*EXERCISE DIRECTIONS*
Drop the images. Copy every line below character for character.

*Dataset records*
^^^^^^^^^^^^^^^^
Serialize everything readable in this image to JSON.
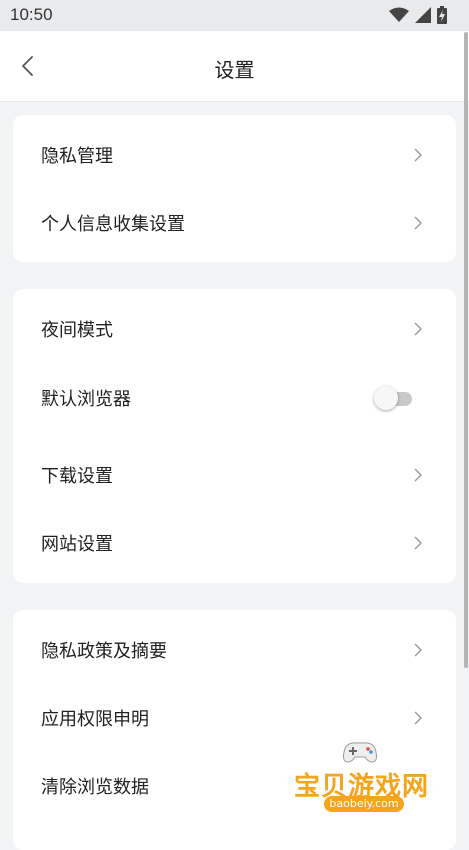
{
  "status_bar": {
    "time": "10:50"
  },
  "header": {
    "title": "设置"
  },
  "sections": [
    {
      "items": [
        {
          "label": "隐私管理",
          "control": "chevron"
        },
        {
          "label": "个人信息收集设置",
          "control": "chevron"
        }
      ]
    },
    {
      "items": [
        {
          "label": "夜间模式",
          "control": "chevron"
        },
        {
          "label": "默认浏览器",
          "control": "toggle",
          "toggle_on": false
        },
        {
          "label": "下载设置",
          "control": "chevron"
        },
        {
          "label": "网站设置",
          "control": "chevron"
        }
      ]
    },
    {
      "items": [
        {
          "label": "隐私政策及摘要",
          "control": "chevron"
        },
        {
          "label": "应用权限申明",
          "control": "chevron"
        },
        {
          "label": "清除浏览数据",
          "control": "chevron"
        }
      ]
    }
  ],
  "watermark": {
    "brand": "宝贝游戏网",
    "url": "baobeiy.com"
  },
  "colors": {
    "background": "#f2f3f5",
    "card": "#ffffff",
    "chevron": "#999999",
    "watermark": "#f5a51c"
  }
}
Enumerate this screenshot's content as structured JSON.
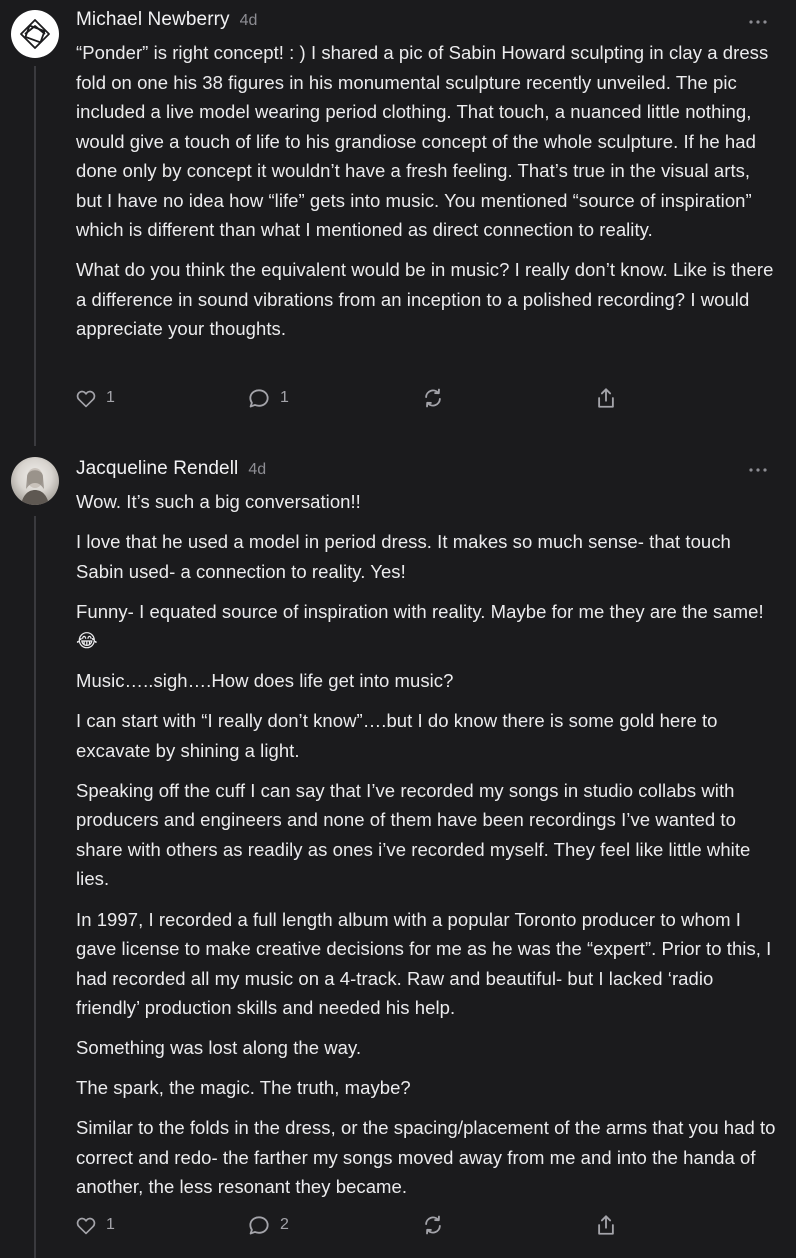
{
  "comments": [
    {
      "author": "Michael Newberry",
      "time": "4d",
      "paragraphs": [
        "“Ponder” is right concept! : ) I shared a pic of Sabin Howard sculpting in clay a dress fold on one his 38 figures in his monumental sculpture recently unveiled. The pic included a live model wearing period clothing. That touch, a nuanced little nothing, would give a touch of life to his grandiose concept of the whole sculpture. If he had done only by concept it wouldn’t have a fresh feeling. That’s true in the visual arts, but I have no idea how “life” gets into music. You mentioned “source of inspiration” which is different than what I mentioned as direct connection to reality.",
        "What do you think the equivalent would be in music? I really don’t know. Like is there a difference in sound vibrations from an inception to a polished recording? I would appreciate your thoughts."
      ],
      "likes": "1",
      "replies": "1"
    },
    {
      "author": "Jacqueline Rendell",
      "time": "4d",
      "paragraphs": [
        "Wow. It’s such a big conversation!!",
        "I love that he used a model in period dress. It makes so much sense- that touch Sabin used- a connection to reality. Yes!",
        "Funny- I equated source of inspiration with reality. Maybe for me they are the same! 😂",
        "Music…..sigh….How does life get into music?",
        "I can start with “I really don’t know”….but I do know there is some gold here to excavate by shining a light.",
        "Speaking off the cuff I can say that I’ve recorded my songs in studio collabs with producers and engineers and none of them have been recordings I’ve wanted to share with others as readily as ones i’ve recorded myself. They feel like little white lies.",
        "In 1997, I recorded a full length album with a popular Toronto producer to whom I gave license to make creative decisions for me as he was the “expert”. Prior to this, I had recorded all my music on a 4-track. Raw and beautiful- but I lacked ‘radio friendly’ production skills and needed his help.",
        "Something was lost along the way.",
        "The spark, the magic. The truth, maybe?",
        "Similar to the folds in the dress, or the spacing/placement of the arms that you had to correct and redo- the farther my songs moved away from me and into the handa of another, the less resonant they became."
      ],
      "likes": "1",
      "replies": "2"
    }
  ],
  "icons": {
    "like": "heart-icon",
    "reply": "speech-bubble-icon",
    "restack": "restack-icon",
    "share": "share-icon",
    "more": "ellipsis-icon",
    "avatar_1": "geometric-logo",
    "avatar_2": "profile-photo"
  },
  "colors": {
    "background": "#1b1b1d",
    "text": "#ececee",
    "muted": "#8d8d93",
    "icon": "#a4a4aa",
    "thread_line": "#3a3a3e"
  }
}
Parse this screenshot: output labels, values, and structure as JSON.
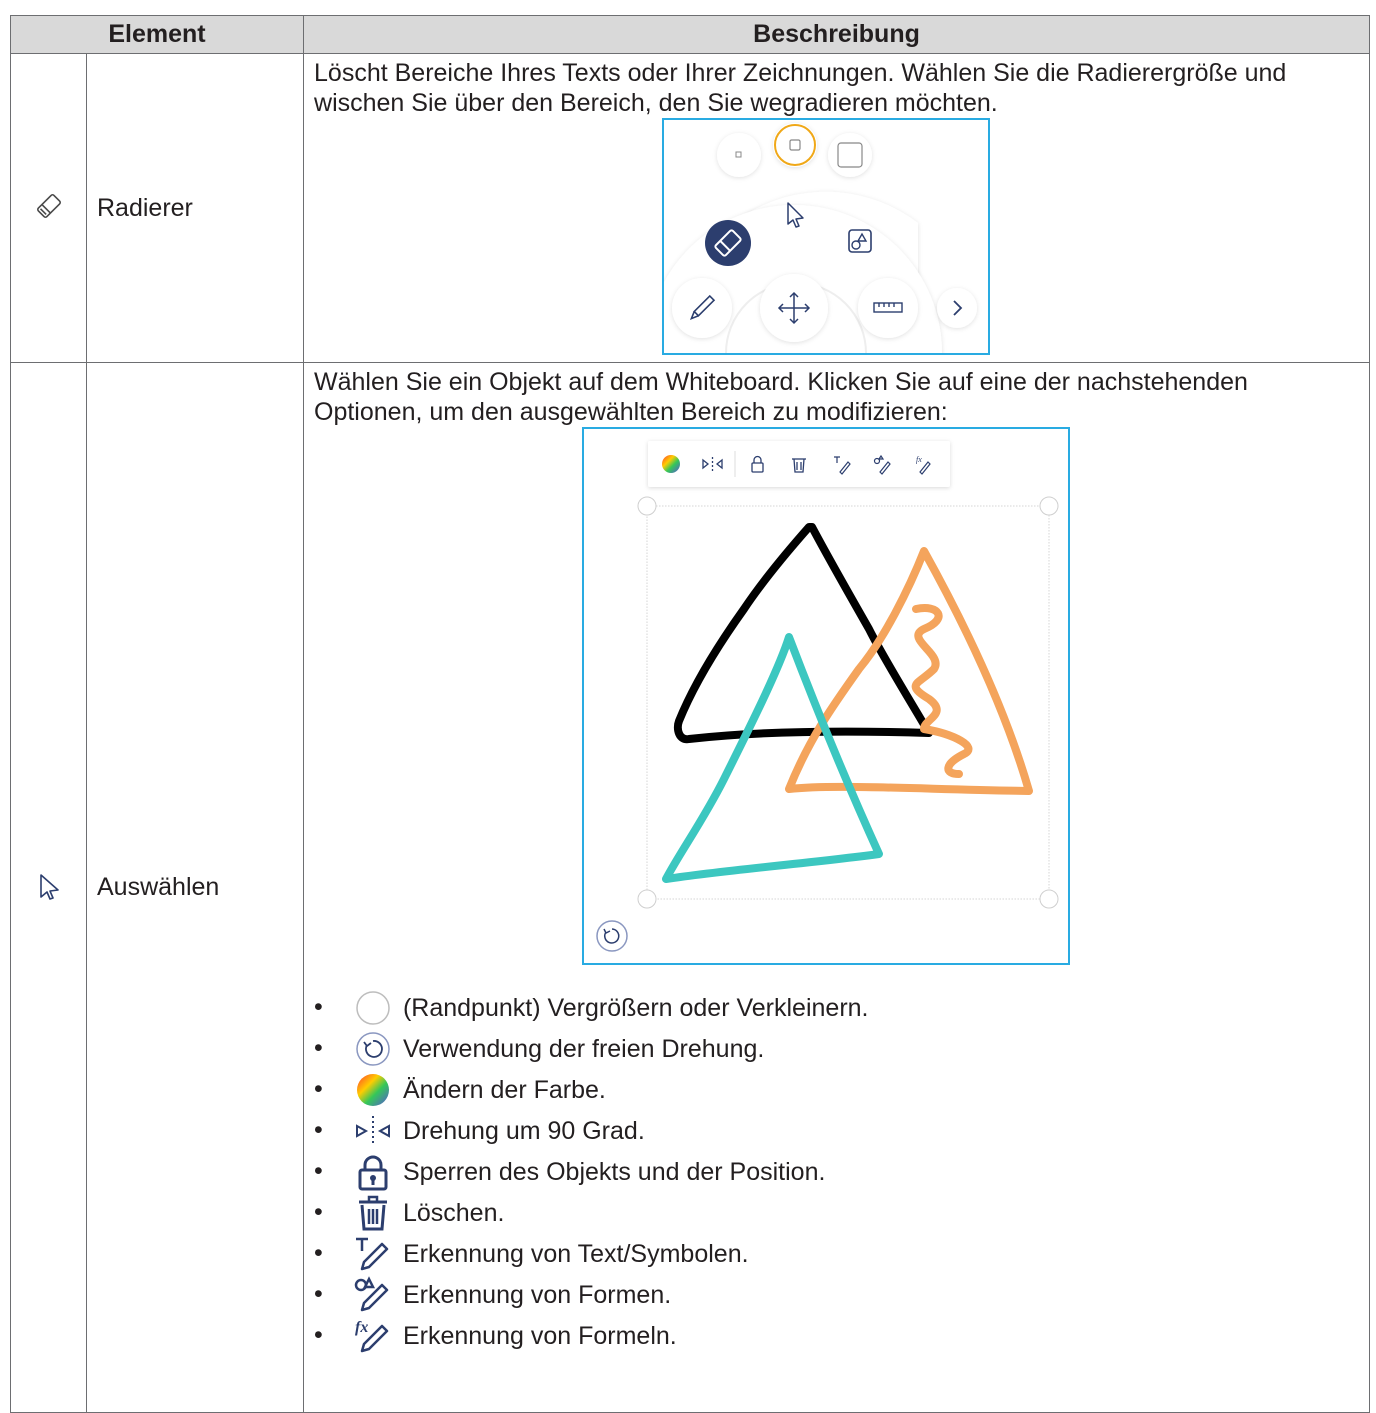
{
  "table": {
    "headers": {
      "element": "Element",
      "description": "Beschreibung"
    },
    "rows": [
      {
        "name": "Radierer",
        "icon": "eraser-icon",
        "description": "Löscht Bereiche Ihres Texts oder Ihrer Zeichnungen. Wählen Sie die Radierergröße und wischen Sie über den Bereich, den Sie wegradieren möchten."
      },
      {
        "name": "Auswählen",
        "icon": "select-arrow-icon",
        "description": "Wählen Sie ein Objekt auf dem Whiteboard. Klicken Sie auf eine der nachstehenden Optionen, um den ausgewählten Bereich zu modifizieren:",
        "bullets": [
          {
            "icon": "handle-point-icon",
            "text": "(Randpunkt) Vergrößern oder Verkleinern."
          },
          {
            "icon": "rotate-icon",
            "text": "Verwendung der freien Drehung."
          },
          {
            "icon": "color-wheel-icon",
            "text": "Ändern der Farbe."
          },
          {
            "icon": "flip-icon",
            "text": "Drehung um 90 Grad."
          },
          {
            "icon": "lock-icon",
            "text": "Sperren des Objekts und der Position."
          },
          {
            "icon": "trash-icon",
            "text": "Löschen."
          },
          {
            "icon": "text-recognition-icon",
            "text": "Erkennung von Text/Symbolen."
          },
          {
            "icon": "shape-recognition-icon",
            "text": "Erkennung von Formen."
          },
          {
            "icon": "formula-recognition-icon",
            "text": "Erkennung von Formeln."
          }
        ]
      }
    ]
  },
  "colors": {
    "header_bg": "#d9d9d9",
    "figure_border": "#29abe2",
    "icon_navy": "#2c3e6e",
    "triangle_black": "#000000",
    "triangle_orange": "#f4a45c",
    "triangle_teal": "#3cc7c0"
  }
}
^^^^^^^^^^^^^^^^
*ANSWER BOX*
Serialize everything readable in this image to JSON.
{
  "status_bar": {
    "time": "10:50"
  },
  "header": {
    "title": "设置"
  },
  "sections": [
    {
      "items": [
        {
          "label": "隐私管理",
          "control": "chevron"
        },
        {
          "label": "个人信息收集设置",
          "control": "chevron"
        }
      ]
    },
    {
      "items": [
        {
          "label": "夜间模式",
          "control": "chevron"
        },
        {
          "label": "默认浏览器",
          "control": "toggle",
          "toggle_on": false
        },
        {
          "label": "下载设置",
          "control": "chevron"
        },
        {
          "label": "网站设置",
          "control": "chevron"
        }
      ]
    },
    {
      "items": [
        {
          "label": "隐私政策及摘要",
          "control": "chevron"
        },
        {
          "label": "应用权限申明",
          "control": "chevron"
        },
        {
          "label": "清除浏览数据",
          "control": "chevron"
        }
      ]
    }
  ],
  "watermark": {
    "brand": "宝贝游戏网",
    "url": "baobeiy.com"
  },
  "colors": {
    "background": "#f2f3f5",
    "card": "#ffffff",
    "chevron": "#999999",
    "watermark": "#f5a51c"
  }
}
Enumerate this screenshot's content as structured JSON.
{
  "comments": [
    {
      "author": "Michael Newberry",
      "time": "4d",
      "paragraphs": [
        "“Ponder” is right concept! : ) I shared a pic of Sabin Howard sculpting in clay a dress fold on one his 38 figures in his monumental sculpture recently unveiled. The pic included a live model wearing period clothing. That touch, a nuanced little nothing, would give a touch of life to his grandiose concept of the whole sculpture. If he had done only by concept it wouldn’t have a fresh feeling. That’s true in the visual arts, but I have no idea how “life” gets into music. You mentioned “source of inspiration” which is different than what I mentioned as direct connection to reality.",
        "What do you think the equivalent would be in music? I really don’t know. Like is there a difference in sound vibrations from an inception to a polished recording? I would appreciate your thoughts."
      ],
      "likes": "1",
      "replies": "1"
    },
    {
      "author": "Jacqueline Rendell",
      "time": "4d",
      "paragraphs": [
        "Wow. It’s such a big conversation!!",
        "I love that he used a model in period dress. It makes so much sense- that touch Sabin used- a connection to reality. Yes!",
        "Funny- I equated source of inspiration with reality. Maybe for me they are the same! 😂",
        "Music…..sigh….How does life get into music?",
        "I can start with “I really don’t know”….but I do know there is some gold here to excavate by shining a light.",
        "Speaking off the cuff I can say that I’ve recorded my songs in studio collabs with producers and engineers and none of them have been recordings I’ve wanted to share with others as readily as ones i’ve recorded myself. They feel like little white lies.",
        "In 1997, I recorded a full length album with a popular Toronto producer to whom I gave license to make creative decisions for me as he was the “expert”. Prior to this, I had recorded all my music on a 4-track. Raw and beautiful- but I lacked ‘radio friendly’ production skills and needed his help.",
        "Something was lost along the way.",
        "The spark, the magic. The truth, maybe?",
        "Similar to the folds in the dress, or the spacing/placement of the arms that you had to correct and redo- the farther my songs moved away from me and into the handa of another, the less resonant they became."
      ],
      "likes": "1",
      "replies": "2"
    }
  ],
  "icons": {
    "like": "heart-icon",
    "reply": "speech-bubble-icon",
    "restack": "restack-icon",
    "share": "share-icon",
    "more": "ellipsis-icon",
    "avatar_1": "geometric-logo",
    "avatar_2": "profile-photo"
  },
  "colors": {
    "background": "#1b1b1d",
    "text": "#ececee",
    "muted": "#8d8d93",
    "icon": "#a4a4aa",
    "thread_line": "#3a3a3e"
  }
}
Parse this screenshot: output labels, values, and structure as JSON.
{
  "table": {
    "headers": {
      "element": "Element",
      "description": "Beschreibung"
    },
    "rows": [
      {
        "name": "Radierer",
        "icon": "eraser-icon",
        "description": "Löscht Bereiche Ihres Texts oder Ihrer Zeichnungen. Wählen Sie die Radierergröße und wischen Sie über den Bereich, den Sie wegradieren möchten."
      },
      {
        "name": "Auswählen",
        "icon": "select-arrow-icon",
        "description": "Wählen Sie ein Objekt auf dem Whiteboard. Klicken Sie auf eine der nachstehenden Optionen, um den ausgewählten Bereich zu modifizieren:",
        "bullets": [
          {
            "icon": "handle-point-icon",
            "text": "(Randpunkt) Vergrößern oder Verkleinern."
          },
          {
            "icon": "rotate-icon",
            "text": "Verwendung der freien Drehung."
          },
          {
            "icon": "color-wheel-icon",
            "text": "Ändern der Farbe."
          },
          {
            "icon": "flip-icon",
            "text": "Drehung um 90 Grad."
          },
          {
            "icon": "lock-icon",
            "text": "Sperren des Objekts und der Position."
          },
          {
            "icon": "trash-icon",
            "text": "Löschen."
          },
          {
            "icon": "text-recognition-icon",
            "text": "Erkennung von Text/Symbolen."
          },
          {
            "icon": "shape-recognition-icon",
            "text": "Erkennung von Formen."
          },
          {
            "icon": "formula-recognition-icon",
            "text": "Erkennung von Formeln."
          }
        ]
      }
    ]
  },
  "colors": {
    "header_bg": "#d9d9d9",
    "figure_border": "#29abe2",
    "icon_navy": "#2c3e6e",
    "triangle_black": "#000000",
    "triangle_orange": "#f4a45c",
    "triangle_teal": "#3cc7c0"
  }
}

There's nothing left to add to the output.